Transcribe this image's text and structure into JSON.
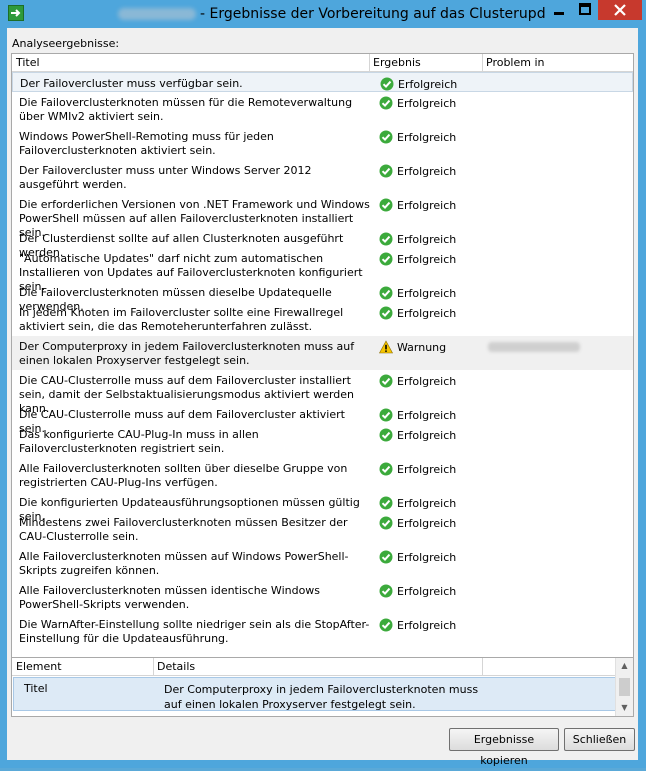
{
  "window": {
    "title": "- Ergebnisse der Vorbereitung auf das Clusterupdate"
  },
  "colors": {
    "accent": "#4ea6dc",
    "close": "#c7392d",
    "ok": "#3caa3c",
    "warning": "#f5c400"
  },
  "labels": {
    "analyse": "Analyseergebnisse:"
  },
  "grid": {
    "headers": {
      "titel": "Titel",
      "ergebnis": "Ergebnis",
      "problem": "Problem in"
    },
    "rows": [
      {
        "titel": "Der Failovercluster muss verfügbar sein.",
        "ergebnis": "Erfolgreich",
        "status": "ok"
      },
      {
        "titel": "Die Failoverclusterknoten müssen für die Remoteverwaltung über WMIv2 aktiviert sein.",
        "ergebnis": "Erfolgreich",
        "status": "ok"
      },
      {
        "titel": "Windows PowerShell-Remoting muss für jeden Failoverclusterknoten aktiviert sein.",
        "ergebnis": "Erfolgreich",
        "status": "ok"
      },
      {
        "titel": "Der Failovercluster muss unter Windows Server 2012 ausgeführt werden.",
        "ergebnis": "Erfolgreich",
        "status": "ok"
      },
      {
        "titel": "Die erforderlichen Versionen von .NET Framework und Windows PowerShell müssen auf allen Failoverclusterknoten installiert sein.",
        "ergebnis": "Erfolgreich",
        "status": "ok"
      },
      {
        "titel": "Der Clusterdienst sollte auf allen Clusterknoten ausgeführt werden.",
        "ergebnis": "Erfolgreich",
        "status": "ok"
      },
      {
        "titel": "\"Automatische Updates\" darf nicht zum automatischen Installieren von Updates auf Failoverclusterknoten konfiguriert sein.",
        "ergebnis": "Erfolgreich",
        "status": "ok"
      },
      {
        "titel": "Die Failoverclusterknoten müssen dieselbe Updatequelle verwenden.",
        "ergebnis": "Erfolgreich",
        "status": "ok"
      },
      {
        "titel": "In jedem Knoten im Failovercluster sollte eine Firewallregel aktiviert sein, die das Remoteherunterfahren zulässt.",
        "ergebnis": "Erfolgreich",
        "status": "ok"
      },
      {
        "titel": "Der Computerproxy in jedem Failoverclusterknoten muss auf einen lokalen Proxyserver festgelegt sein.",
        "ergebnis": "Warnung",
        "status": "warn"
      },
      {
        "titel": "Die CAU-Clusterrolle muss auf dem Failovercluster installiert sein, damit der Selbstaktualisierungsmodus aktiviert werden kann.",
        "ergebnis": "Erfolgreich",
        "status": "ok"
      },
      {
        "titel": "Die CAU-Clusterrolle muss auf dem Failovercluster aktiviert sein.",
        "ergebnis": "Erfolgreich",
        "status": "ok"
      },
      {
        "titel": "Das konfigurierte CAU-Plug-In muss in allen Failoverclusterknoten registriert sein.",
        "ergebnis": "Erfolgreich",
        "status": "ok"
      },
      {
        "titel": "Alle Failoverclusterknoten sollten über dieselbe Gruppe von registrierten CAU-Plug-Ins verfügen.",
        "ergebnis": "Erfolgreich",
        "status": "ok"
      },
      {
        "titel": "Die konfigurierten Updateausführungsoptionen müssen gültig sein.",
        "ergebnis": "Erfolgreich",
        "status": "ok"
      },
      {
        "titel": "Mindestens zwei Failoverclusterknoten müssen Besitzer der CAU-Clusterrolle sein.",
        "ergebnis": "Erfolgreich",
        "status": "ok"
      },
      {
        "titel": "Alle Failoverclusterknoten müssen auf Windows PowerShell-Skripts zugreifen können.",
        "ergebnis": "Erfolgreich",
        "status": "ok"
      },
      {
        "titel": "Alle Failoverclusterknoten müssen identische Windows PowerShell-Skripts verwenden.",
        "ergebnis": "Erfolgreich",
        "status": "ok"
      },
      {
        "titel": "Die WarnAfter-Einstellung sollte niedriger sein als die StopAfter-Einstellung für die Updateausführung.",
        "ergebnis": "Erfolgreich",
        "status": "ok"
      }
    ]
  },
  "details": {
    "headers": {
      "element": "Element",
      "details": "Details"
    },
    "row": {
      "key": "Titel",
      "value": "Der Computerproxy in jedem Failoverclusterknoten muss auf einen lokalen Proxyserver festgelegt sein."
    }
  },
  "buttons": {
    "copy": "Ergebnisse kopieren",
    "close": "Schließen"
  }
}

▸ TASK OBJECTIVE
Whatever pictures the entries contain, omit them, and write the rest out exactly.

▸ TASK RESULT
Transcribe this image's text and structure into JSON.
{
  "window": {
    "title": "- Ergebnisse der Vorbereitung auf das Clusterupdate"
  },
  "colors": {
    "accent": "#4ea6dc",
    "close": "#c7392d",
    "ok": "#3caa3c",
    "warning": "#f5c400"
  },
  "labels": {
    "analyse": "Analyseergebnisse:"
  },
  "grid": {
    "headers": {
      "titel": "Titel",
      "ergebnis": "Ergebnis",
      "problem": "Problem in"
    },
    "rows": [
      {
        "titel": "Der Failovercluster muss verfügbar sein.",
        "ergebnis": "Erfolgreich",
        "status": "ok"
      },
      {
        "titel": "Die Failoverclusterknoten müssen für die Remoteverwaltung über WMIv2 aktiviert sein.",
        "ergebnis": "Erfolgreich",
        "status": "ok"
      },
      {
        "titel": "Windows PowerShell-Remoting muss für jeden Failoverclusterknoten aktiviert sein.",
        "ergebnis": "Erfolgreich",
        "status": "ok"
      },
      {
        "titel": "Der Failovercluster muss unter Windows Server 2012 ausgeführt werden.",
        "ergebnis": "Erfolgreich",
        "status": "ok"
      },
      {
        "titel": "Die erforderlichen Versionen von .NET Framework und Windows PowerShell müssen auf allen Failoverclusterknoten installiert sein.",
        "ergebnis": "Erfolgreich",
        "status": "ok"
      },
      {
        "titel": "Der Clusterdienst sollte auf allen Clusterknoten ausgeführt werden.",
        "ergebnis": "Erfolgreich",
        "status": "ok"
      },
      {
        "titel": "\"Automatische Updates\" darf nicht zum automatischen Installieren von Updates auf Failoverclusterknoten konfiguriert sein.",
        "ergebnis": "Erfolgreich",
        "status": "ok"
      },
      {
        "titel": "Die Failoverclusterknoten müssen dieselbe Updatequelle verwenden.",
        "ergebnis": "Erfolgreich",
        "status": "ok"
      },
      {
        "titel": "In jedem Knoten im Failovercluster sollte eine Firewallregel aktiviert sein, die das Remoteherunterfahren zulässt.",
        "ergebnis": "Erfolgreich",
        "status": "ok"
      },
      {
        "titel": "Der Computerproxy in jedem Failoverclusterknoten muss auf einen lokalen Proxyserver festgelegt sein.",
        "ergebnis": "Warnung",
        "status": "warn"
      },
      {
        "titel": "Die CAU-Clusterrolle muss auf dem Failovercluster installiert sein, damit der Selbstaktualisierungsmodus aktiviert werden kann.",
        "ergebnis": "Erfolgreich",
        "status": "ok"
      },
      {
        "titel": "Die CAU-Clusterrolle muss auf dem Failovercluster aktiviert sein.",
        "ergebnis": "Erfolgreich",
        "status": "ok"
      },
      {
        "titel": "Das konfigurierte CAU-Plug-In muss in allen Failoverclusterknoten registriert sein.",
        "ergebnis": "Erfolgreich",
        "status": "ok"
      },
      {
        "titel": "Alle Failoverclusterknoten sollten über dieselbe Gruppe von registrierten CAU-Plug-Ins verfügen.",
        "ergebnis": "Erfolgreich",
        "status": "ok"
      },
      {
        "titel": "Die konfigurierten Updateausführungsoptionen müssen gültig sein.",
        "ergebnis": "Erfolgreich",
        "status": "ok"
      },
      {
        "titel": "Mindestens zwei Failoverclusterknoten müssen Besitzer der CAU-Clusterrolle sein.",
        "ergebnis": "Erfolgreich",
        "status": "ok"
      },
      {
        "titel": "Alle Failoverclusterknoten müssen auf Windows PowerShell-Skripts zugreifen können.",
        "ergebnis": "Erfolgreich",
        "status": "ok"
      },
      {
        "titel": "Alle Failoverclusterknoten müssen identische Windows PowerShell-Skripts verwenden.",
        "ergebnis": "Erfolgreich",
        "status": "ok"
      },
      {
        "titel": "Die WarnAfter-Einstellung sollte niedriger sein als die StopAfter-Einstellung für die Updateausführung.",
        "ergebnis": "Erfolgreich",
        "status": "ok"
      }
    ]
  },
  "details": {
    "headers": {
      "element": "Element",
      "details": "Details"
    },
    "row": {
      "key": "Titel",
      "value": "Der Computerproxy in jedem Failoverclusterknoten muss auf einen lokalen Proxyserver festgelegt sein."
    }
  },
  "buttons": {
    "copy": "Ergebnisse kopieren",
    "close": "Schließen"
  }
}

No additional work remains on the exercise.